_Source data_.

+++

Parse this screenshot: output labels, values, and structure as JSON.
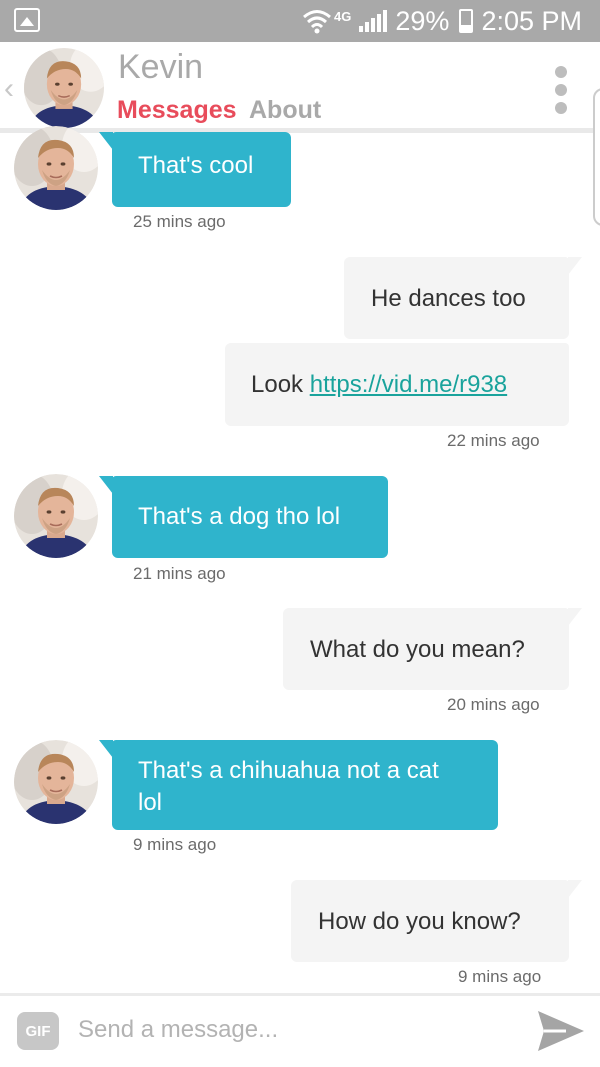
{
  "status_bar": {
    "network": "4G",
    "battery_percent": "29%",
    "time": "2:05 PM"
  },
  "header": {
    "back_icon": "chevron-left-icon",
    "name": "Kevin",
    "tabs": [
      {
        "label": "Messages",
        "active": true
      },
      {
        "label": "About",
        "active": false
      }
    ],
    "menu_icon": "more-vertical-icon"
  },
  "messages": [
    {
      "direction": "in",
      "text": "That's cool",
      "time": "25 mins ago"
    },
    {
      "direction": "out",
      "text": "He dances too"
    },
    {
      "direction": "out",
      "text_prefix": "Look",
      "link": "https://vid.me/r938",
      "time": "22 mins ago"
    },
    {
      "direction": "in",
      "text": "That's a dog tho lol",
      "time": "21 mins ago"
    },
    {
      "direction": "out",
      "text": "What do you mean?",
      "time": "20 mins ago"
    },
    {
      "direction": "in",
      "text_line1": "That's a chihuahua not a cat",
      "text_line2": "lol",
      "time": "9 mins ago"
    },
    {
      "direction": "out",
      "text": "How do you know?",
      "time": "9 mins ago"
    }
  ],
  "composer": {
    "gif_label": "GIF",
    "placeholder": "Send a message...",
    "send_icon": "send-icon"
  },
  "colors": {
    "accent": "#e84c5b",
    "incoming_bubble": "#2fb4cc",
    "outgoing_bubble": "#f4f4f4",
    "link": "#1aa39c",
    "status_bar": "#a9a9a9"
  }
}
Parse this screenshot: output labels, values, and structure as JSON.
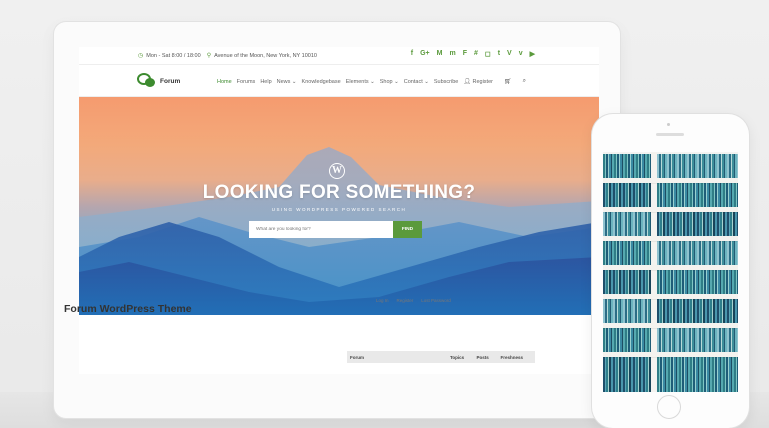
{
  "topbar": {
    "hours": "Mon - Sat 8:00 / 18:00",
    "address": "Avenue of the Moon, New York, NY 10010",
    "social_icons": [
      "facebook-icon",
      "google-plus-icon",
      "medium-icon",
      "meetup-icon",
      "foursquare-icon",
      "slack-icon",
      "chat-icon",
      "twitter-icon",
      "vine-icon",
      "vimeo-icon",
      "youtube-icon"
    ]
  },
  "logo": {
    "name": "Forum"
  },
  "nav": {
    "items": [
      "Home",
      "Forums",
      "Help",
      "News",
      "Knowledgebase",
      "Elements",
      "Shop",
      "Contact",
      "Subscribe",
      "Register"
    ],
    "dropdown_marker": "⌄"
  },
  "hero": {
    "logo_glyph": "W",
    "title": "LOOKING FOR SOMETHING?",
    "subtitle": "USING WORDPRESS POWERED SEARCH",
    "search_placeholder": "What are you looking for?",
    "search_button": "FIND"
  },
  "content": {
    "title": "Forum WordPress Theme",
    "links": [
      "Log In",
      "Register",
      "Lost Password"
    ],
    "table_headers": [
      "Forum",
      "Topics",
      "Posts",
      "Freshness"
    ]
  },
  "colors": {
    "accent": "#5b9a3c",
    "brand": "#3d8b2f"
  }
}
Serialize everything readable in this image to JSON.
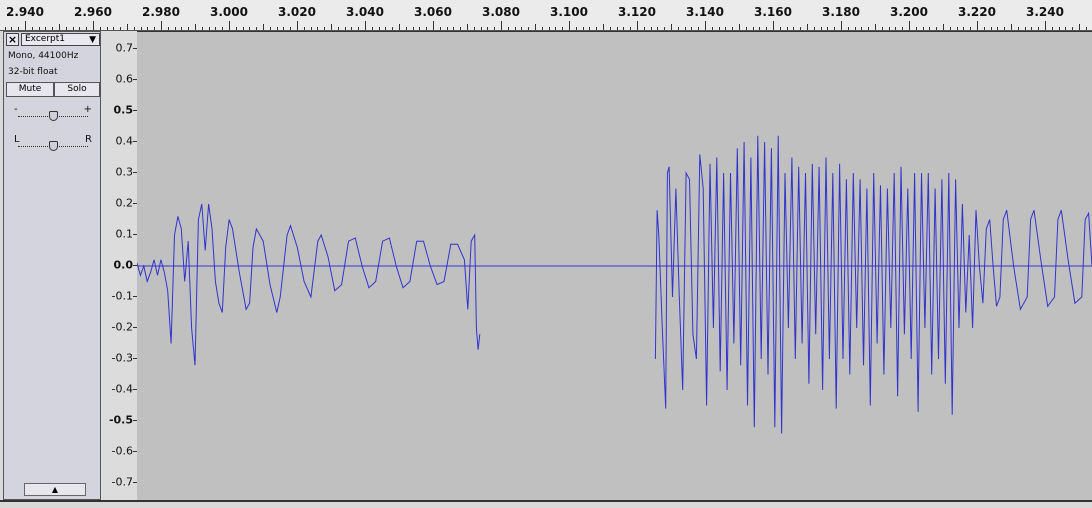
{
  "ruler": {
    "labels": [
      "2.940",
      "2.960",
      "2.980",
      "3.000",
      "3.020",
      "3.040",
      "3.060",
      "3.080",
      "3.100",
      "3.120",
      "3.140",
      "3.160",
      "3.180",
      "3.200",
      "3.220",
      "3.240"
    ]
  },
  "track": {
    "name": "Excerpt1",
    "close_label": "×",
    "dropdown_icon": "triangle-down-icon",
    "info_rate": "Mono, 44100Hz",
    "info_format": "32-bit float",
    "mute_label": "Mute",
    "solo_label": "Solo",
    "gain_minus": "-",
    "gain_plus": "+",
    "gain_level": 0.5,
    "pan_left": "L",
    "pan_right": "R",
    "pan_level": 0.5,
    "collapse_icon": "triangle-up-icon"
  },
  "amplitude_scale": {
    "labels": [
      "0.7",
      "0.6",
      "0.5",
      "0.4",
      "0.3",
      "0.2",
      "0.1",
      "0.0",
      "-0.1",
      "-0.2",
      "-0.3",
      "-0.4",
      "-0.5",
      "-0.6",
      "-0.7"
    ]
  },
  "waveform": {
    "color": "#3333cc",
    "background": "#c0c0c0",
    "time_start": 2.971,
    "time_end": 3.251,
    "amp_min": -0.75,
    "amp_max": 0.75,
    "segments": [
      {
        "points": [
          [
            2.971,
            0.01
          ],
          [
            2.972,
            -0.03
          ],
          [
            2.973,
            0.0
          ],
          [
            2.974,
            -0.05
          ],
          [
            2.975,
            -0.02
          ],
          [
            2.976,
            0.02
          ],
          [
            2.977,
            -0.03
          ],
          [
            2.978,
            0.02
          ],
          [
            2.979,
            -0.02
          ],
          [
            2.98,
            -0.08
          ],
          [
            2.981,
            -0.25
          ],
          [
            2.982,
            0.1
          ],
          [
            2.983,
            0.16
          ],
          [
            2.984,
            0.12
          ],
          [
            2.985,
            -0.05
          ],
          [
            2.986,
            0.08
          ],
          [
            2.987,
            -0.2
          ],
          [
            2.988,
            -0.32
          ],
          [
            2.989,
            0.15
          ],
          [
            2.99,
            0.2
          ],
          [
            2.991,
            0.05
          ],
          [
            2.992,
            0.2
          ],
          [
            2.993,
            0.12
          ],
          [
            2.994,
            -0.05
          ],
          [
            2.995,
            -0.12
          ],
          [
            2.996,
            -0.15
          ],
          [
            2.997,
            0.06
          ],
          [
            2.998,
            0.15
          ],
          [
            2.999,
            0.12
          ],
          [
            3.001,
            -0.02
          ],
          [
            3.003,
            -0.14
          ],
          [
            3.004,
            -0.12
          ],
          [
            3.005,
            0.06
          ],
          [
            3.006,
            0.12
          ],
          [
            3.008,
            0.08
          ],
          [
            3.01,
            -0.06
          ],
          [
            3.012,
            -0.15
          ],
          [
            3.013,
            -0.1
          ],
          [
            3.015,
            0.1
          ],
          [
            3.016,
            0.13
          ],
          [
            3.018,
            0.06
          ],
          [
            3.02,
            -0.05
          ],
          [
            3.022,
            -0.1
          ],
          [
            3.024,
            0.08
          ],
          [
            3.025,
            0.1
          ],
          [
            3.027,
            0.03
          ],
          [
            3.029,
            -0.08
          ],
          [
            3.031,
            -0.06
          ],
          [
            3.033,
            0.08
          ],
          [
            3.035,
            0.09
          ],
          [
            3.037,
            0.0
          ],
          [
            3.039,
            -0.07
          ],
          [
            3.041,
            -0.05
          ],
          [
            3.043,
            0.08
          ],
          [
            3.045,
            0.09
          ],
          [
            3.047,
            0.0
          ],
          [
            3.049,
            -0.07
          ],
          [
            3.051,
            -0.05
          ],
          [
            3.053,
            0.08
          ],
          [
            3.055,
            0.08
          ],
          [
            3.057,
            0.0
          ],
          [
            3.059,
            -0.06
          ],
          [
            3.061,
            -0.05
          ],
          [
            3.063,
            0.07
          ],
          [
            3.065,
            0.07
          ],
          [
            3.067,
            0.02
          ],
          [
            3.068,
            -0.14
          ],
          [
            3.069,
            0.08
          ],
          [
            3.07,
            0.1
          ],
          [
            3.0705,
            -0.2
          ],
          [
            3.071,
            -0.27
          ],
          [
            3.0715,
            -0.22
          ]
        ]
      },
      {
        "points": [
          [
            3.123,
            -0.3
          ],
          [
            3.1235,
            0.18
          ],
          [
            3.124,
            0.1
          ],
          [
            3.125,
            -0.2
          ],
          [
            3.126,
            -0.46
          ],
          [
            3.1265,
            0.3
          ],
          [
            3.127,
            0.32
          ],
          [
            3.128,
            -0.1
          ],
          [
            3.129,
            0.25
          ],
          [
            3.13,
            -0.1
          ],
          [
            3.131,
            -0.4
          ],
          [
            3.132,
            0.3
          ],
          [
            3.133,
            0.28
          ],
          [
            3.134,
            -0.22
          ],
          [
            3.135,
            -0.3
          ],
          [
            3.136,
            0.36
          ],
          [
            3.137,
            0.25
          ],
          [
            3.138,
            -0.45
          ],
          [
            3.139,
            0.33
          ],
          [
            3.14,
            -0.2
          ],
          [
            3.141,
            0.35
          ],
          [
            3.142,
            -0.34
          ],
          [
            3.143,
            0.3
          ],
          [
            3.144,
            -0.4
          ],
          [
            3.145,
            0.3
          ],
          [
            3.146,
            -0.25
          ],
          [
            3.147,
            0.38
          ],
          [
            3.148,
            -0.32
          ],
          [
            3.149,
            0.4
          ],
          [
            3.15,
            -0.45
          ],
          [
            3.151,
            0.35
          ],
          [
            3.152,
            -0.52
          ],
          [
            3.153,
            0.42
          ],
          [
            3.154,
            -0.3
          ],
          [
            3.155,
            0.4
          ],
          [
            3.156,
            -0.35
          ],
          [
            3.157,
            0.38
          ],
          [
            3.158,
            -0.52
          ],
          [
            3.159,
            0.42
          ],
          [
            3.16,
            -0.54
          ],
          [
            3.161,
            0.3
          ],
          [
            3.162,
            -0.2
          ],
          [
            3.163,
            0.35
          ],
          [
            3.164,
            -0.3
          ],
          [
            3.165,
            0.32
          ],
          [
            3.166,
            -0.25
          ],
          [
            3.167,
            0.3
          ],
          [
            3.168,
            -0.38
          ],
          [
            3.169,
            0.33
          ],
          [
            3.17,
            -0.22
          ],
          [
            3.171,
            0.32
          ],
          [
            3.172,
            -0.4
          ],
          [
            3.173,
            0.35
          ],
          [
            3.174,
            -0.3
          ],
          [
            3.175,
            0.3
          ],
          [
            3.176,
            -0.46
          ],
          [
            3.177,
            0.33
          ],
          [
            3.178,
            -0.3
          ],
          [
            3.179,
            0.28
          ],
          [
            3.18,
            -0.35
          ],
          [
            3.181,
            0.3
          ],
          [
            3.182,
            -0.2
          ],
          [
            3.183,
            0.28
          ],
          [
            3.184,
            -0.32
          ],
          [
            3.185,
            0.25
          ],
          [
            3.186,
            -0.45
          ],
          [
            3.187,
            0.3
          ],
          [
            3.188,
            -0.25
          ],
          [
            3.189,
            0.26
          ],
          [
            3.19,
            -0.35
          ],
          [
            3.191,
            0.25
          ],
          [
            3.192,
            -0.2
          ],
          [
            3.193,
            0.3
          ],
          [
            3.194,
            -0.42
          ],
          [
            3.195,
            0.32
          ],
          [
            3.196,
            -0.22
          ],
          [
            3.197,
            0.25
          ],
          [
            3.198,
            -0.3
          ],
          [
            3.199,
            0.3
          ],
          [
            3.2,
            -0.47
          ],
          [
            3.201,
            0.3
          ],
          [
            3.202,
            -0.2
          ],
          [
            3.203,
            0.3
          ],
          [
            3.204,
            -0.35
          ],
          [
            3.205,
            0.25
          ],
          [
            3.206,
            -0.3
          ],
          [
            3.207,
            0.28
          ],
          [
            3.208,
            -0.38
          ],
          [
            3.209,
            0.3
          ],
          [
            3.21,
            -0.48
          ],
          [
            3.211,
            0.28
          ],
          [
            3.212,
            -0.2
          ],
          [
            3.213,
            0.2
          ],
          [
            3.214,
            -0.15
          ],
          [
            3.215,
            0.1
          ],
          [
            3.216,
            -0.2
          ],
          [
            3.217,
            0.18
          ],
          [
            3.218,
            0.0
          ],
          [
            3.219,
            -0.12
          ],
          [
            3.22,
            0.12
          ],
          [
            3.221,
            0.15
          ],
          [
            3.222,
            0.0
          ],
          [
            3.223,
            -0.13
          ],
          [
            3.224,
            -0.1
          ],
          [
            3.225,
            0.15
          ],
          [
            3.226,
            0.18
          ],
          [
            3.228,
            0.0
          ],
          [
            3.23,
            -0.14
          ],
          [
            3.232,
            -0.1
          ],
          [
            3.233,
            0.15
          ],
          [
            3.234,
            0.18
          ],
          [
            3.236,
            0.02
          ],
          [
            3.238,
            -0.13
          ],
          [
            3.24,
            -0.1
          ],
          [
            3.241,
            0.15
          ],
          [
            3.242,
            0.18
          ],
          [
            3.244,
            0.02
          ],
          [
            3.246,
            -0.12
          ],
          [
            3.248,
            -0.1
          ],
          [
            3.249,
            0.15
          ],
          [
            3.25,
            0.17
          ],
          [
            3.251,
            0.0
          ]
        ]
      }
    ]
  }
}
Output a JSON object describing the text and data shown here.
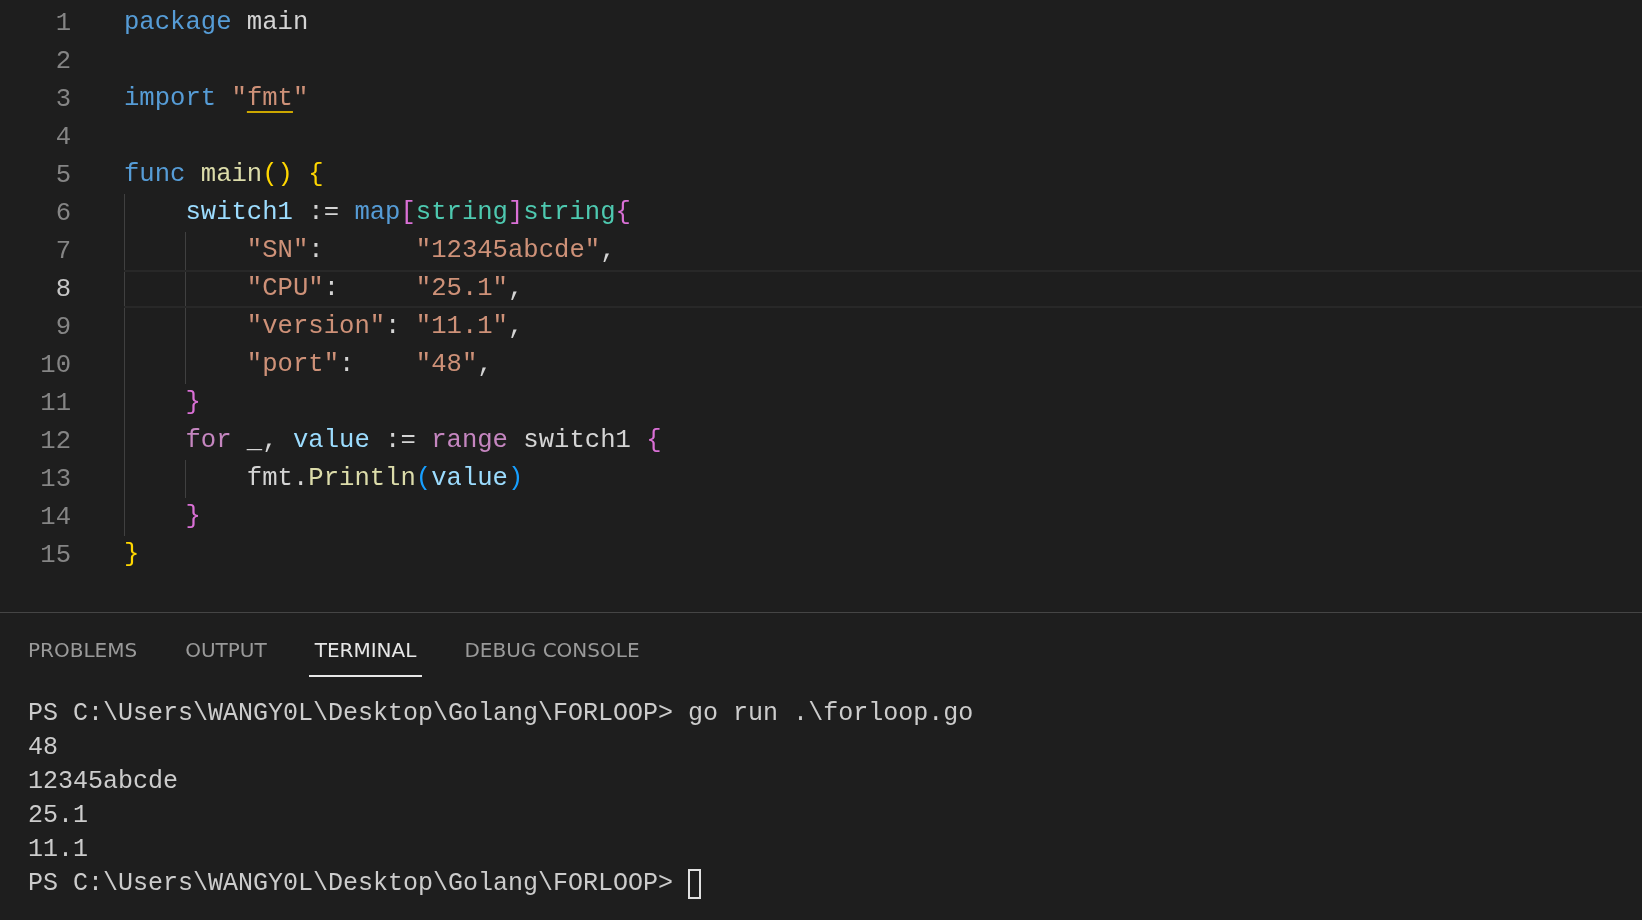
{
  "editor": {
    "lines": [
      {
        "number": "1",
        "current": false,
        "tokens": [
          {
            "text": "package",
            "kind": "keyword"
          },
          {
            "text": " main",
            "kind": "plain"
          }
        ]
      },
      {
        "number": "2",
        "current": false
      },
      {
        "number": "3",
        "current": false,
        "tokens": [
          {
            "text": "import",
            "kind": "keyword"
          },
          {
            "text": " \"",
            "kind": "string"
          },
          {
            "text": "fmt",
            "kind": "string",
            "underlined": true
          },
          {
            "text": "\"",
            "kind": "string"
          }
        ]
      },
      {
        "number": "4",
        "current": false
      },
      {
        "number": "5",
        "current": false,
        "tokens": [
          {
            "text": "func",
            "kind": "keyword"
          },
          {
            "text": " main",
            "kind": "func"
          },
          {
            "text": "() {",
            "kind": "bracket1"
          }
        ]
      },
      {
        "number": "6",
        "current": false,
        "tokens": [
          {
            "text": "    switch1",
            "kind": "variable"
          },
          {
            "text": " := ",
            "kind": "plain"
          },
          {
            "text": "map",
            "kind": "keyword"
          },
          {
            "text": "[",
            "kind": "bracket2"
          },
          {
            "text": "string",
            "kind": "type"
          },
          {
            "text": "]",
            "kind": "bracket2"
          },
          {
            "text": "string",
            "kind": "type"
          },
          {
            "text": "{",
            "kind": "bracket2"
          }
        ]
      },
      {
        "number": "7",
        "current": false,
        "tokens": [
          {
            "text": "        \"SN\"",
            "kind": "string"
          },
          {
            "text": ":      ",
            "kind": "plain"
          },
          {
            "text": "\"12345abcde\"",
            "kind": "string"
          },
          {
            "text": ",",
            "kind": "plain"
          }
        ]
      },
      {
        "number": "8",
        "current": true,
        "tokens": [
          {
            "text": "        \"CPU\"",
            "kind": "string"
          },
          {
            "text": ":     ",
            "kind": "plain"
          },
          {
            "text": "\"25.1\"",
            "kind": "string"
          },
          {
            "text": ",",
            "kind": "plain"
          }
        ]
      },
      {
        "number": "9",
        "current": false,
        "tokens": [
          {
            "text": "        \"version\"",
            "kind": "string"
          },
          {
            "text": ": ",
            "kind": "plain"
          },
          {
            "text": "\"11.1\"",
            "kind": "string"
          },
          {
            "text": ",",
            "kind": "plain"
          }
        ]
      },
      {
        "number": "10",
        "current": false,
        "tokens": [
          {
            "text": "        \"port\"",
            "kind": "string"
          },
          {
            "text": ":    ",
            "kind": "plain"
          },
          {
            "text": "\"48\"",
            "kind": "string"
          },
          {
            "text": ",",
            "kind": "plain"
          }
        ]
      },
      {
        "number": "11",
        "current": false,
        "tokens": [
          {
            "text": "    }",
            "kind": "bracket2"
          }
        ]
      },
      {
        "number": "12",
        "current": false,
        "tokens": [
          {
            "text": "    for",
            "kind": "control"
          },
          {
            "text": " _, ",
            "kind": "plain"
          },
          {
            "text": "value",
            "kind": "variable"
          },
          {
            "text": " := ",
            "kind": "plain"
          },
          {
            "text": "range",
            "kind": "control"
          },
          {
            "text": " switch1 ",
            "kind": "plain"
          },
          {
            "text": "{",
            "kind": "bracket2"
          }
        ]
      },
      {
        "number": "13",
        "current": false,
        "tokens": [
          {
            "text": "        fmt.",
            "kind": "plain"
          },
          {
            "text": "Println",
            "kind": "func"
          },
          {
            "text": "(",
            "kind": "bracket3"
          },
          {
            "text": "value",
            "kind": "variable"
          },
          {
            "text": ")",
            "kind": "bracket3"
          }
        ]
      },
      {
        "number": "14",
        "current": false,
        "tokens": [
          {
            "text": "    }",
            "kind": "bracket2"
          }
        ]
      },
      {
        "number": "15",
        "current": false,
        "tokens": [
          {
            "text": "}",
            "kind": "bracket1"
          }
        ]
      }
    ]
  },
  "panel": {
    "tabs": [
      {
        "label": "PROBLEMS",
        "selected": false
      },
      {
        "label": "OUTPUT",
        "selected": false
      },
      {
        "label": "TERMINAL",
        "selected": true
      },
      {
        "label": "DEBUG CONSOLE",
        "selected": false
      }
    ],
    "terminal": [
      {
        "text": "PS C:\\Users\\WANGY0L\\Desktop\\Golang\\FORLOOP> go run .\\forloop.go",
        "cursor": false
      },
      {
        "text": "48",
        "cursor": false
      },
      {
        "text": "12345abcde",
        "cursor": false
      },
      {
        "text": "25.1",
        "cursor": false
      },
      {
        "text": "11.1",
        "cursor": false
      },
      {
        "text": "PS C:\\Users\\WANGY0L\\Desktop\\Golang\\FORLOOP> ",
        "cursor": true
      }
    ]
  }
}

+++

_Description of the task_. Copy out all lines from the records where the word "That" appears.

_Solution for this problem_.
      "text": "That's cool",
      "text": "That's a dog tho lol",
      "text_line1": "That's a chihuahua not a cat",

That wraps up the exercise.